- Conducting health histories
- Prescribing medication
- Examining and assessing pathology reports
- Diagnosing conditions
Nephrology nurse practitioner
These practitioners treat patients with kidney disease and injuries. They focus on treatment with dialysis as well as some focus on care at the patient’s home.
- Giving complete health assessments
- Ordering tests
- Administering treatments
- Educating on preventative measures such as diet
- Examining and assessing the effectiveness of treatment
Pediatric nurse practitioner
Pediatric nurse practitioners (PNPs) treat young people from newborns to young adults. PNPs focus on the management of common pediatric conditions. They generally work in hospitals, clinics, private practice, schools and urgent care clinics.
- Examining growth patterns
- Tracking milestones in development
- Educating parents and children about normal development
- Diagnosing illnesses
- Prescribing medications
- Keeping track of and administering vaccines and immunizations
Adult-gerontology primary care nurse practitioner
Adult-gerontology primary care nurse practitioners (AG-PCNPs) help patients starting at the age of 13 into adulthood. When these patients have chronic illnesses, the practitioners provide specialized care. These professionals work in private practice, universities, pharmacies, health clinics and hospitals.
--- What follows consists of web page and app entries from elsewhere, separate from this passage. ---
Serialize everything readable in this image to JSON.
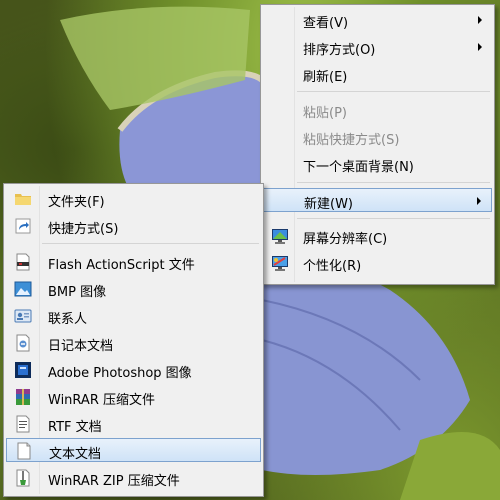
{
  "context_menu": {
    "items": [
      {
        "label": "查看(V)",
        "has_submenu": true,
        "enabled": true
      },
      {
        "label": "排序方式(O)",
        "has_submenu": true,
        "enabled": true
      },
      {
        "label": "刷新(E)",
        "has_submenu": false,
        "enabled": true
      },
      {
        "label": "粘贴(P)",
        "has_submenu": false,
        "enabled": false
      },
      {
        "label": "粘贴快捷方式(S)",
        "has_submenu": false,
        "enabled": false
      },
      {
        "label": "下一个桌面背景(N)",
        "has_submenu": false,
        "enabled": true
      },
      {
        "label": "新建(W)",
        "has_submenu": true,
        "enabled": true,
        "highlighted": true
      },
      {
        "label": "屏幕分辨率(C)",
        "icon": "display-icon",
        "enabled": true
      },
      {
        "label": "个性化(R)",
        "icon": "personalize-icon",
        "enabled": true
      }
    ]
  },
  "new_submenu": {
    "items": [
      {
        "label": "文件夹(F)",
        "icon": "folder-icon"
      },
      {
        "label": "快捷方式(S)",
        "icon": "shortcut-icon"
      },
      {
        "label": "Flash ActionScript 文件",
        "icon": "flash-file-icon"
      },
      {
        "label": "BMP 图像",
        "icon": "bmp-image-icon"
      },
      {
        "label": "联系人",
        "icon": "contact-icon"
      },
      {
        "label": "日记本文档",
        "icon": "journal-icon"
      },
      {
        "label": "Adobe Photoshop 图像",
        "icon": "photoshop-icon"
      },
      {
        "label": "WinRAR 压缩文件",
        "icon": "winrar-icon"
      },
      {
        "label": "RTF 文档",
        "icon": "rtf-doc-icon"
      },
      {
        "label": "文本文档",
        "icon": "text-doc-icon",
        "highlighted": true
      },
      {
        "label": "WinRAR ZIP 压缩文件",
        "icon": "winrar-zip-icon"
      }
    ]
  },
  "colors": {
    "menu_bg": "#f0f0f0",
    "highlight_bg": "#cfe3f7",
    "highlight_border": "#7da2ce",
    "disabled_text": "#8a8a8a"
  }
}
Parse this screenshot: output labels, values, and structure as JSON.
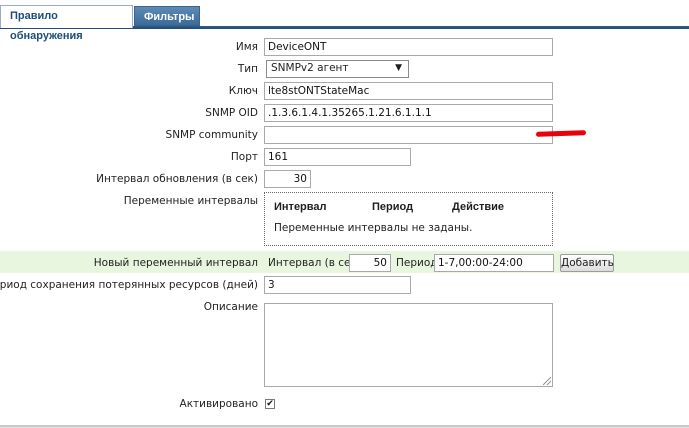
{
  "tabs": [
    {
      "label": "Правило обнаружения",
      "active": true
    },
    {
      "label": "Фильтры",
      "active": false
    }
  ],
  "form": {
    "name": {
      "label": "Имя",
      "value": "DeviceONT"
    },
    "type": {
      "label": "Тип",
      "value": "SNMPv2 агент"
    },
    "key": {
      "label": "Ключ",
      "value": "lte8stONTStateMac"
    },
    "snmp_oid": {
      "label": "SNMP OID",
      "value": ".1.3.6.1.4.1.35265.1.21.6.1.1.1"
    },
    "snmp_community": {
      "label": "SNMP community",
      "value": ""
    },
    "port": {
      "label": "Порт",
      "value": "161"
    },
    "interval": {
      "label": "Интервал обновления (в сек)",
      "value": "30"
    },
    "flex": {
      "label": "Переменные интервалы",
      "columns": [
        "Интервал",
        "Период",
        "Действие"
      ],
      "empty_text": "Переменные интервалы не заданы."
    },
    "new_flex": {
      "label": "Новый переменный интервал",
      "interval_label": "Интервал (в сек)",
      "interval_value": "50",
      "period_label": "Период",
      "period_value": "1-7,00:00-24:00",
      "add_button": "Добавить"
    },
    "lifetime": {
      "label": "Период сохранения потерянных ресурсов (дней)",
      "value": "3"
    },
    "description": {
      "label": "Описание",
      "value": ""
    },
    "status": {
      "label": "Активировано",
      "checked": true
    }
  },
  "colors": {
    "tab_active_text": "#1e4d7b",
    "tab_bar": "#2d5d8a",
    "highlight_row": "#e8f5df",
    "redaction": "#e8000b"
  }
}
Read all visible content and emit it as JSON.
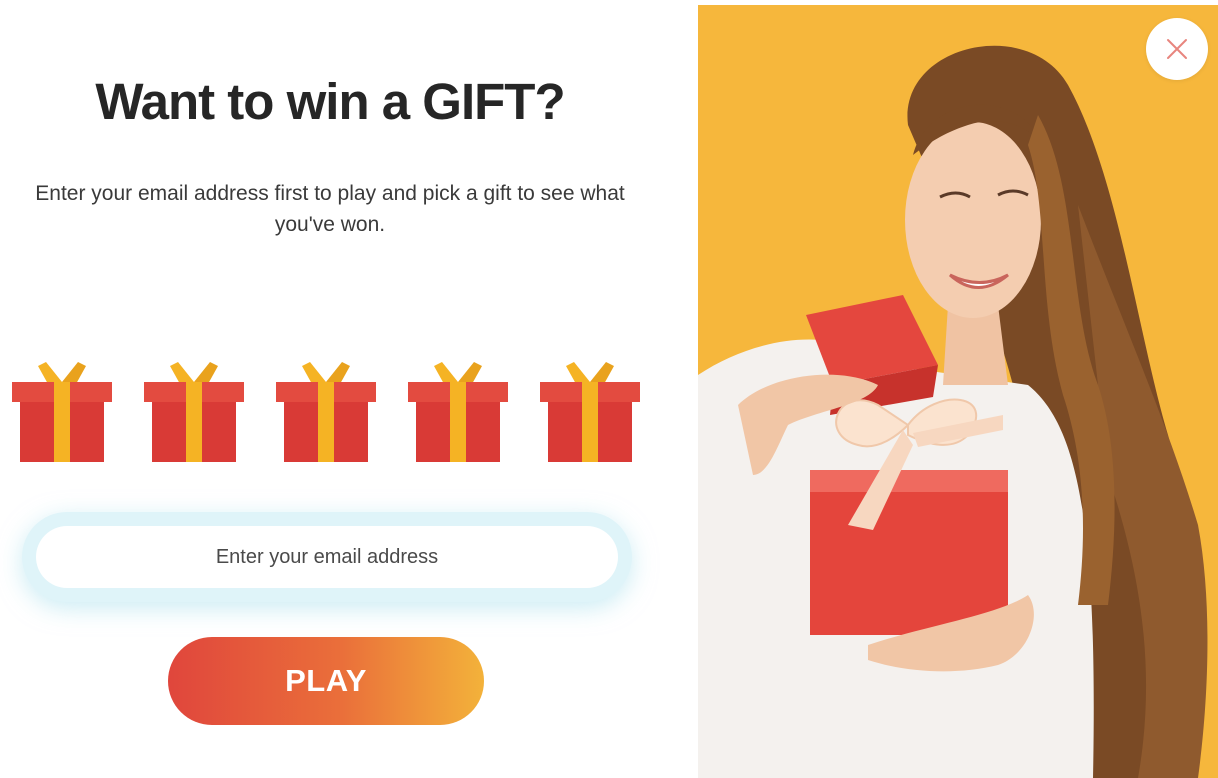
{
  "popup": {
    "title": "Want to win a GIFT?",
    "subtitle": "Enter your email address first to play and pick a gift to see what you've won.",
    "gifts": [
      {
        "icon": "gift-box-icon"
      },
      {
        "icon": "gift-box-icon"
      },
      {
        "icon": "gift-box-icon"
      },
      {
        "icon": "gift-box-icon"
      },
      {
        "icon": "gift-box-icon"
      }
    ],
    "email": {
      "placeholder": "Enter your email address",
      "value": ""
    },
    "play_label": "PLAY",
    "close_icon": "close-icon",
    "image": {
      "subject": "woman-opening-gift-photo"
    }
  },
  "colors": {
    "gift_red": "#d93a36",
    "gift_ribbon": "#f5b324",
    "play_gradient_start": "#e0463c",
    "play_gradient_end": "#f3b23a",
    "photo_background": "#f6b73c",
    "email_glow": "#dff4f9",
    "close_x": "#e8857e"
  }
}
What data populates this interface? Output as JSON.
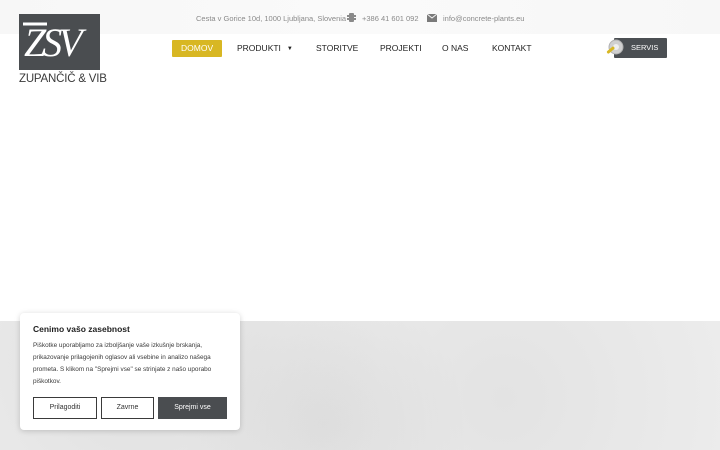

- Performing yearly examinations
- Administering immunizations and vaccines
- Providing guidance and counseling one on one
- Creating and implementing prevention plans for diseases
There are many differences between the responsibilities and abilities of registered nurses and nurse practitioners. The biggest difference is in the level of responsibility and autonomy one has over the other. Most of the time, registered nurses move on to a career as a nurse practitioner after they have gained experience and further education. This change in career is a step up in pay, personal and professional satisfaction, and the ability to provide the best care for their patients. Practitioners can provide primary care in place of physicians and often follow the life of their patients and their families.